Bulkhead Fittings

While fittings are obvious needs to connect hoses to pumps and kettles to move wort and brewing liquor, you need to gain access to the kettle through a fitting as well. There are a few ways to accomplish that. The first is siphoning. While this is economical, it is a bit of a pain compared to the simple process of turning a valve. There are a couple ways to add a valve to your kettle. One is to weld in a fitting to mount your valve. The other is to use a weldless connection. Both have been around for a long time and both are leak free. A welded fitting requires the help of a qualified welder proficient in welding stainless steel. However, if they don’t properly shield the weldment during welding you can end up with rust at the weld. So definitely look for an experienced welder. The weldless valve, on the other hand, can be installed with a step drill at home. There are low cost weldless assemblies made from off the shelf fittings and o-rings. They tend to seal OK, but are a little wiggly in the kettle. Another option is a valve with an integral o-ring and locking nut. These are very simple to install, are very rigidly affixed, and will not leak. They are also very easy to remove and disassemble for periodic cleaning.

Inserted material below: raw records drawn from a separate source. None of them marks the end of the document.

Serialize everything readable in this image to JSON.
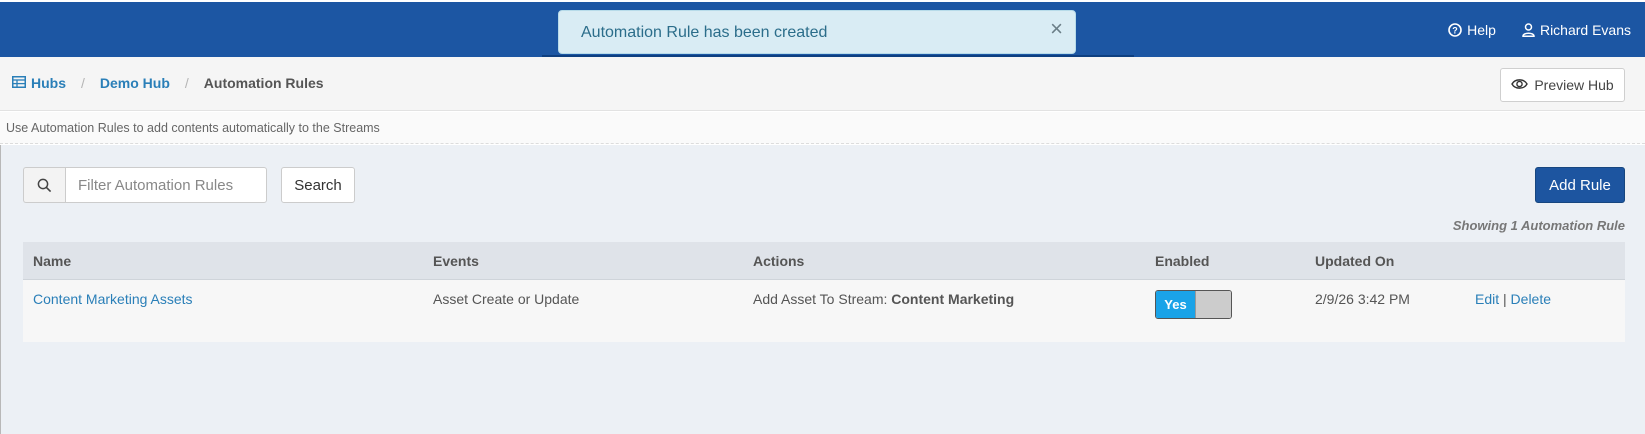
{
  "header": {
    "help_label": "Help",
    "user_name": "Richard Evans"
  },
  "toast": {
    "message": "Automation Rule has been created",
    "close_glyph": "×"
  },
  "breadcrumb": {
    "items": [
      {
        "label": "Hubs",
        "icon": "table-icon"
      },
      {
        "label": "Demo Hub"
      },
      {
        "label": "Automation Rules"
      }
    ],
    "separator": "/"
  },
  "preview_button": {
    "label": "Preview Hub",
    "icon": "eye-icon"
  },
  "description": "Use Automation Rules to add contents automatically to the Streams",
  "search": {
    "placeholder": "Filter Automation Rules",
    "value": "",
    "button_label": "Search"
  },
  "add_rule_label": "Add Rule",
  "showing_text": "Showing 1 Automation Rule",
  "table": {
    "columns": [
      "Name",
      "Events",
      "Actions",
      "Enabled",
      "Updated On"
    ],
    "rows": [
      {
        "name": "Content Marketing Assets",
        "events": "Asset Create or Update",
        "action_prefix": "Add Asset To Stream:",
        "action_target": "Content Marketing",
        "enabled_label": "Yes",
        "updated_on": "2/9/26 3:42 PM",
        "edit_label": "Edit",
        "ops_separator": "|",
        "delete_label": "Delete"
      }
    ]
  },
  "colors": {
    "header_bg": "#1c56a3",
    "link": "#2a7fb8",
    "toggle_on": "#1aa3e8",
    "primary_button": "#1d55a0"
  }
}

Now a bit about galvanic corrosion. When it’s time to soak those hoses to clean and sanitize, remember that dissimilar metals don’t always play well together. Realize that keg fittings are usually nickel plated brass, hose clamps you bought at Lowe’s are likely zinc plated steel, and anything aluminum is happy to react with virtually any metal. And brass can turn a nice color too. So if you’re soaking them in sanitizer together, do so for just the necessary time and then hang them up to dry.

Find the Right Fit

Photo courtesy of Blichmann Engineering

To wrap things up, fittings are vital to every brewery, so put some long term thought into your choices. You’ll be using them every brew day and for many years. While there is no fitting that is the do all end all, I do recommend that you settle in on no more than two types for your brew house, and one type in your dispensing system. That way you can minimize the number of hoses in your brewery, and accordingly, minimize your expense and maximize your versatility. When making your selection, consider what features make your brew day more enjoyable. I personally hate searching for tools, gloves, or figuring out which hose I need for what piece of equipment. And remember that quality is always worth it in the long run.

NPT (National Pipe Taper) fittings, which are very common and available at hardware stores. Photo courtesy of Blichmann Engineering
Stainless quick connects with either threaded or barbed options
Quick disconnects are reasonably priced but must be purchased in pairs — male and female. Photo courtesy of Blichmann Engineering
An o-ring bulkhead fitting with a locking nut. These are simple to install and will not leak. A bulkhead fitting with the valve attached. Notice the Teflon tape in place for a proper seal. Photo courtesy of Blichmann Engineering
Tri-clamp fittings. Pro brewers use these fittings and they are great for sanitary applications. Photo courtesy of Blichmann Engineering
A weldless connection. These can be installed with a step drill and do not require any welding. Photo courtesy of Blichmann Engineering
Issue: July-August 2016